Transplanting. Recently planted trees and small-to-medium-sized shrubs are good candidates for transplanting. Vines on trellises or walls often are well suited as well. The big plus here is that the moving of these plants takes advantage of a larger root system than a new installation. A second benefit is that the physical removal commonly results in root pruning and subsequent proliferation of new roots, which most woody plants recover from quite well. As in turf, more roots equals bigger and more robust plants. The biggest detractor from this option is the time and equipment required to accomplish transplanting.

Aerial view of Ghost Creek golf course
While trees can certainly cast unwanted shade on tees, greens and fairways, they can be valuable in protecting the adjacent properties in terms of harm to people and valuable property.

Removal. Getting rid of trees on a golf course is a necessary but challenging option. It is often politically charged, creates wood waste, can generate negative comments from golfers and members, and costs money to accomplish. These resulting occurrences must be minimized by generating a sensical, well-thought-out plan involving many factors such as location, purpose, cost, loss of tree benefits and future maintenance needs. The benefits of increased turf health and decreased tree maintenance costs can be influential in countering the negatives of removal.

Each remediation/intervention action has an optimal timing associated with it. If possible, choose the best timing for each action step to reduce damage to the tree or nearby course elements. Generally, pruning, elevation and thinning are best done in early spring to encourage closing of pruning cuts. Transplanting is best done in mid-spring or early fall to facilitate establishment in the new location. For the most part, removal is best accomplished in winter, especially in northern climes, where the soil is frozen and damage from heavy equipment is minimized. However, if the green light is given for removal, it may be best to do it sooner rather than later, before the decision-makers change their minds.

Aerial view of Ghost Creek golf course
In some cases, tree and golfer interactions are up close and personal.

Replanting after removal

The phrase “right plant, right place” is a standard in the horticulture industry for a good reason. Well-sited trees and shrubs are a benefit; poorly-sited ones are a detriment. After removal, there may be no need for replacement plants. In some cases, however, smaller plants, or at least different plants may be needed. The key action step is to validate the benefits of removal and reconsider which ones could be realized if new plants were installed in their place. Golf course architects, landscape designers and well-prepared horticulturists are good resources in this endeavor. 

In many other situations, that kind of outside guidance is required to do the job right.
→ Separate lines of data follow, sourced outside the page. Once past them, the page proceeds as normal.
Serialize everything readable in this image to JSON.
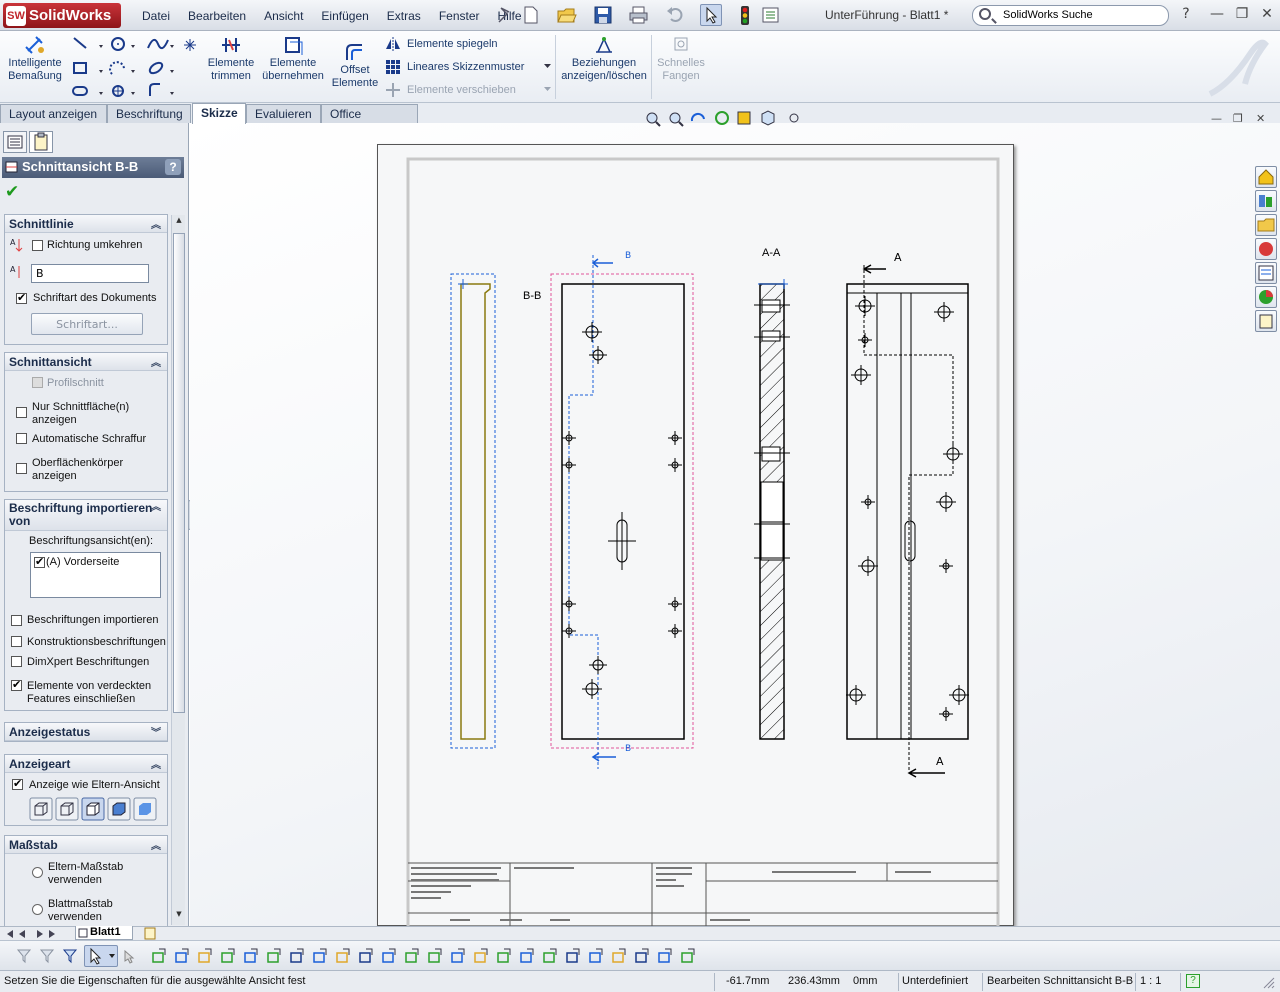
{
  "app": {
    "logo": "SolidWorks",
    "logo_mark": "SW",
    "document_title": "UnterFührung - Blatt1 *"
  },
  "menu": [
    "Datei",
    "Bearbeiten",
    "Ansicht",
    "Einfügen",
    "Extras",
    "Fenster",
    "Hilfe"
  ],
  "search": {
    "placeholder": "SolidWorks Suche"
  },
  "window_buttons": {
    "help": "?",
    "minimize": "—",
    "restore": "❐",
    "close": "✕"
  },
  "commands": {
    "smart_dim": "Intelligente Bemaßung",
    "trim": "Elemente trimmen",
    "convert": "Elemente übernehmen",
    "offset": "Offset Elemente",
    "mirror": "Elemente spiegeln",
    "linear_pattern": "Lineares Skizzenmuster",
    "move": "Elemente verschieben",
    "relations": "Beziehungen anzeigen/löschen",
    "quick_snap": "Schnelles Fangen"
  },
  "tabs": [
    "Layout anzeigen",
    "Beschriftung",
    "Skizze",
    "Evaluieren",
    "Office Produkte"
  ],
  "active_tab": "Skizze",
  "property_manager": {
    "title": "Schnittansicht B-B",
    "help": "?",
    "ok_icon": "✔",
    "groups": {
      "schnittlinie": {
        "title": "Schnittlinie",
        "reverse": "Richtung umkehren",
        "label_value": "B",
        "doc_font": "Schriftart des Dokuments",
        "font_button": "Schriftart..."
      },
      "schnittansicht": {
        "title": "Schnittansicht",
        "profile": "Profilschnitt",
        "surface_only": "Nur Schnittfläche(n) anzeigen",
        "auto_hatch": "Automatische Schraffur",
        "surface_bodies": "Oberflächenkörper anzeigen"
      },
      "import": {
        "title": "Beschriftung importieren von",
        "views_label": "Beschriftungsansicht(en):",
        "view_item": "(A) Vorderseite",
        "import_annot": "Beschriftungen importieren",
        "construction": "Konstruktionsbeschriftungen",
        "dimxpert": "DimXpert Beschriftungen",
        "hidden_features": "Elemente von verdeckten Features einschließen"
      },
      "display_state": {
        "title": "Anzeigestatus"
      },
      "display_style": {
        "title": "Anzeigeart",
        "use_parent": "Anzeige wie Eltern-Ansicht"
      },
      "scale": {
        "title": "Maßstab",
        "parent_scale": "Eltern-Maßstab verwenden",
        "sheet_scale": "Blattmaßstab verwenden"
      }
    }
  },
  "drawing": {
    "view_label_bb": "B-B",
    "view_label_aa": "A-A",
    "arrow_label_b": "B",
    "arrow_label_a": "A"
  },
  "sheet_tab": "Blatt1",
  "status": {
    "message": "Setzen Sie die Eigenschaften für die ausgewählte Ansicht fest",
    "x": "-61.7mm",
    "y": "236.43mm",
    "z": "0mm",
    "state": "Unterdefiniert",
    "mode": "Bearbeiten Schnittansicht B-B",
    "scale": "1 : 1",
    "help": "?"
  },
  "colors": {
    "accent": "#4b5b77",
    "sketch_blue": "#1a5fd8",
    "selection_pink": "#e0559a",
    "olive": "#8a7a10"
  }
}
In addition to architects, designers and horticulturists, experienced arborists are a good group to tap for assistance. Tree care providers who are certified by the International Society of Arboriculture are best. When considering pruning and tree removal, especially near people or property of value, ISA arborists with a Tree Risk Assessment Qualification are of great benefit. These professionals have the equipment, experience and overall resources to address the concerns in this article.

Other sources of this type of information are previously published articles in GCM and GCSAA seminars on tree risk assessment or best management practices in woody plant care.

John C. Fech is a horticulturist and Extension educator with the University of Nebraska-Lincoln. He is a frequent and award-winning contributor to GCM.